Set 150 years in the future, Elysium depicts a dystopic planet Earth utterly ruined by disease, overpopulation, and pollution. The wealthy have escaped to a vast, paradisaical space station, Elyisum, where their every need is fulfilled, and any sickness can be instantly cured.
The story follows Max Da Costa, played by Matt Damon, an ex-con factory worker. He receives a lethal dose of radiation in an industrial accident and is given five days to live. Meanwhile, his childhood friend, Frey, struggles to support her daughter, who is dying from leukemia.
I think you can see where this is going.
I was expecting Elysium to be an intellectual, thought-provoking piece of science fiction. As it turns out, not so much. The story is fairly straightforward, and the messaging is quite ham-fisted.
In particular, the ruling class of Elysium are so cartoonishly heartless and evil it’s difficult to take seriously sometimes.

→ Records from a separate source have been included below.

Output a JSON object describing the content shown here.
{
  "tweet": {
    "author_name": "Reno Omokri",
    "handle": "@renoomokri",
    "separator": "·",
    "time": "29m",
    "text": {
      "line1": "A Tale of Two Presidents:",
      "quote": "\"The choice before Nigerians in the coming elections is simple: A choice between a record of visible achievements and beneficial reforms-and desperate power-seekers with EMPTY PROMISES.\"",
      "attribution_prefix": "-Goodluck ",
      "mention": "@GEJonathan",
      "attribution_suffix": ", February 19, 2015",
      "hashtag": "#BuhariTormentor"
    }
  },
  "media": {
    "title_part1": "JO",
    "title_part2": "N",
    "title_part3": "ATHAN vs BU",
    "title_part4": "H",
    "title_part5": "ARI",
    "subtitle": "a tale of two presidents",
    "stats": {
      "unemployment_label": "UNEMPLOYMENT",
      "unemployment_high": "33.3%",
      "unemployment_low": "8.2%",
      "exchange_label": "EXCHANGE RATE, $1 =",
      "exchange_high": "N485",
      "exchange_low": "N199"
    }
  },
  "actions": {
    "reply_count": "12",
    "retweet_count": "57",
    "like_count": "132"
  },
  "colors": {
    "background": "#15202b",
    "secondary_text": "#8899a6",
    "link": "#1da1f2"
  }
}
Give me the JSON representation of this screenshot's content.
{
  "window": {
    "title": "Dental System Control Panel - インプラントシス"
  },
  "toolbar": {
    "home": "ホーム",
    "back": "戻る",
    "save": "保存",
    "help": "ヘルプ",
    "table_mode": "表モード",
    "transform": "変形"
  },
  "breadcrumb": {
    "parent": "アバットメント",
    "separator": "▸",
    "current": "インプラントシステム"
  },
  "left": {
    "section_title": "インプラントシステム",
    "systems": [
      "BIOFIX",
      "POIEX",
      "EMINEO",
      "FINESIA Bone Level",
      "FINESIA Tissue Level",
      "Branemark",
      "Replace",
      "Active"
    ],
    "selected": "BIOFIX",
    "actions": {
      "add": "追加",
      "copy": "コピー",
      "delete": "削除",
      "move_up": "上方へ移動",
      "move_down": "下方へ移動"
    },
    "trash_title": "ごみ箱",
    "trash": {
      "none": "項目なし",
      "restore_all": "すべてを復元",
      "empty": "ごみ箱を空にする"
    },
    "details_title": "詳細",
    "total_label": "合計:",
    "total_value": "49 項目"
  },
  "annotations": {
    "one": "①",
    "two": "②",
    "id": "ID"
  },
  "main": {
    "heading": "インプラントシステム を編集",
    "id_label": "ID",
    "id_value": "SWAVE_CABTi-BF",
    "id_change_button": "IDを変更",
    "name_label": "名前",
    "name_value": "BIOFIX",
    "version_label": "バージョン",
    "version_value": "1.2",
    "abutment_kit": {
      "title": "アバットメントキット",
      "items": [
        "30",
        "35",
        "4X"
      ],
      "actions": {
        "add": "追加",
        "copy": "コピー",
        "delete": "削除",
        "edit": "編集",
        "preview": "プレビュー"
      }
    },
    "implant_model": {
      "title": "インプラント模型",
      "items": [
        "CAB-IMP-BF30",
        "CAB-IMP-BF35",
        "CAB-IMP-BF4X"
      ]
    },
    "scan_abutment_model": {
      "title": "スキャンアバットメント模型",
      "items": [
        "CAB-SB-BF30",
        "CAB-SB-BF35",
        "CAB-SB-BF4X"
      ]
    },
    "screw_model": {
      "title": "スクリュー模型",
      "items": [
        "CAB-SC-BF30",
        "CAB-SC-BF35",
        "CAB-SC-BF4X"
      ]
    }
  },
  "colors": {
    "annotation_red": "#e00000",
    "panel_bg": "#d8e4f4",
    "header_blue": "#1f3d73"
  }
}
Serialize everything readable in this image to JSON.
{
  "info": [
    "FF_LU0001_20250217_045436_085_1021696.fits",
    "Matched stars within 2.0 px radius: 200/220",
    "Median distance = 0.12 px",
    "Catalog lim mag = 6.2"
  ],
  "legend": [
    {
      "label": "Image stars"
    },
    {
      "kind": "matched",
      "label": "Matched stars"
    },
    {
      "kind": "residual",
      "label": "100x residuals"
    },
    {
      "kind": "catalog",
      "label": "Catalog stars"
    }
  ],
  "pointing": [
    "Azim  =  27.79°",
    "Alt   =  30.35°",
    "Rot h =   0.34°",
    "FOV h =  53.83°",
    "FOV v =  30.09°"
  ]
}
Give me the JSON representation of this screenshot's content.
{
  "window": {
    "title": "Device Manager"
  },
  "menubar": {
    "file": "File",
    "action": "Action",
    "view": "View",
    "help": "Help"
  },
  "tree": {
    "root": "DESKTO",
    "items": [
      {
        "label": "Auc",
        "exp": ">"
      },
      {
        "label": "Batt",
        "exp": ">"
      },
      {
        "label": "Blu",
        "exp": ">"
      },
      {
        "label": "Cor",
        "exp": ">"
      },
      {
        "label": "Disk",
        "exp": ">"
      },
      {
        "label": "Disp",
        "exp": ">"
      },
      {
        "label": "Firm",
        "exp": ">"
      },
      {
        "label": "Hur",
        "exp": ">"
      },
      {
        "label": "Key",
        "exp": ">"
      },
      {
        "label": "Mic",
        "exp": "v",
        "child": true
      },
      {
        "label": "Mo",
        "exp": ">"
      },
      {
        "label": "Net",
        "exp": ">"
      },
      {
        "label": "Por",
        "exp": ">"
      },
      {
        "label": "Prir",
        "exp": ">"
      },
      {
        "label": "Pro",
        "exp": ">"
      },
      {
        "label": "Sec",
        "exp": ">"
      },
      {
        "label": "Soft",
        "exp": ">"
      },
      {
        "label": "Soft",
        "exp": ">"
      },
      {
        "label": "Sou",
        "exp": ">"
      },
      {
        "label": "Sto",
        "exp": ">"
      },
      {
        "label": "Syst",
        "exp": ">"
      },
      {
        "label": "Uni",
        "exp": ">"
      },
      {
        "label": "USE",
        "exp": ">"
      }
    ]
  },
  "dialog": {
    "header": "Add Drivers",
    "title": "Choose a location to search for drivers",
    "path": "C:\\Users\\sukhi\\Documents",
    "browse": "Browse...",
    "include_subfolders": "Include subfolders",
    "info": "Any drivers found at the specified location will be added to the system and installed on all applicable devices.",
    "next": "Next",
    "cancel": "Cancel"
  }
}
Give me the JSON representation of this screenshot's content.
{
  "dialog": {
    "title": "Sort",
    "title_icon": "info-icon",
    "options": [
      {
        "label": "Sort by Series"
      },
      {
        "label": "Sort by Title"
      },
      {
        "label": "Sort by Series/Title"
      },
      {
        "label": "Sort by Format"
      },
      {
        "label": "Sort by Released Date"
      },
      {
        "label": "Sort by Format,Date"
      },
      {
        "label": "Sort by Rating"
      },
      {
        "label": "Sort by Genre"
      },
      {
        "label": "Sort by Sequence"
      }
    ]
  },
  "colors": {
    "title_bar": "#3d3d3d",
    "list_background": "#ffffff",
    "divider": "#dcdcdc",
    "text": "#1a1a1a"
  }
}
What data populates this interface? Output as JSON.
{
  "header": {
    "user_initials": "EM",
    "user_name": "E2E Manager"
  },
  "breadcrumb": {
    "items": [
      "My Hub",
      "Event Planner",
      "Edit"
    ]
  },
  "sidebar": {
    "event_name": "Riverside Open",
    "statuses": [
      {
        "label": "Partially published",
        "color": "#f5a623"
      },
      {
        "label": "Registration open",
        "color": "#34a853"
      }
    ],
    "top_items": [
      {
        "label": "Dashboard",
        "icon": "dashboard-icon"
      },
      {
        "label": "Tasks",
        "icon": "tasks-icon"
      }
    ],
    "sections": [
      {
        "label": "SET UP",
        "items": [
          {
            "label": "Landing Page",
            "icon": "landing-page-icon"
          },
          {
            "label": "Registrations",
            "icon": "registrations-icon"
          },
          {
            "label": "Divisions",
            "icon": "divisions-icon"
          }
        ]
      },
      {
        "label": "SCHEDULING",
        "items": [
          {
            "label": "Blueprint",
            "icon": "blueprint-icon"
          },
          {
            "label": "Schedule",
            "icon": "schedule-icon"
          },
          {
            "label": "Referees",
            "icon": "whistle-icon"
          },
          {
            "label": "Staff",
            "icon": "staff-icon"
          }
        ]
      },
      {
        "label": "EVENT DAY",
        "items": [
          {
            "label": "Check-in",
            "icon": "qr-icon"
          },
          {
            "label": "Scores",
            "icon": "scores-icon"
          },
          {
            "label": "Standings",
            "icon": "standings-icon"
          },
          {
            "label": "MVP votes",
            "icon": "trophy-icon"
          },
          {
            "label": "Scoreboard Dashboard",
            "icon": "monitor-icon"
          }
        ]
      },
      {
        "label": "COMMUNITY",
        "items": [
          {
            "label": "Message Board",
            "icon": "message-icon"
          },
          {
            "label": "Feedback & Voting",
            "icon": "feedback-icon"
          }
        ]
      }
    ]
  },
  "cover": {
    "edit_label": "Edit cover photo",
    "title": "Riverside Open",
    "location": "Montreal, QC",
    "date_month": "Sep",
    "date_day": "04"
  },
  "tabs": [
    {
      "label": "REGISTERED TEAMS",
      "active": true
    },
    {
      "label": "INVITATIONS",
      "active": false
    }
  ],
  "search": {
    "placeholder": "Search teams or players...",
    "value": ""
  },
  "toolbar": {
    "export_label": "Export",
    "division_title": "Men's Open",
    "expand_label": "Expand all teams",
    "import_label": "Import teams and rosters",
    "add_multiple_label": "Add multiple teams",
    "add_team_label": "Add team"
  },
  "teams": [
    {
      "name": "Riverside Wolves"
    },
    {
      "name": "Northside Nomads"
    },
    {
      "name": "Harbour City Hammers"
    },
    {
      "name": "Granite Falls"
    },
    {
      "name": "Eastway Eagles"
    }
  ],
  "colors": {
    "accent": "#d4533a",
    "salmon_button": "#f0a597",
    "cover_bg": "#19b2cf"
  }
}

Even my anti-corporate, pro-equality, angry leftist self found this to be a case of laying it on a bit thick. It’s certainly not the chillingly believable dystopia of Continuum.
Thankfully, though, Elysium does have other strengths to call upon.
Elysium didn’t turn out to be a think-piece so much as a fairly standard sci-fi action adventure, but in that, it does its job well. The action sequences are brutal, visceral, and exciting. The special effects are spectacular, and the art design is strong. It manages to both an incredibly ugly movie and an absolute feast for the eyes at the same time.
The main characters are a little thin, but they’re good enough to keep you engaged. Similarly, the acting is adequate but not award-worthy. I was able to forget I was watching Matt Damon after a while, at least.
Actually, the best acting probably comes from the main antagonist, played by Sharlto Copley, who is so skin-crawlingly vile from beginning to end that I spent half the movie visualizing gruesome and painful fates for him.
Elysium has a pretty strong emotional punch, and while the journey to get there is a little inconsistent, its ending is one of the more powerful and satisfying that I’ve seen in recent memory.
So in the end Elysium is a lot like District 9. It, too, was a bit rough around the edges, but ultimately it was a good movie, and the same is true of Elysium. Not a masterpiece, but worth your time.
Overall rating: 7.3/10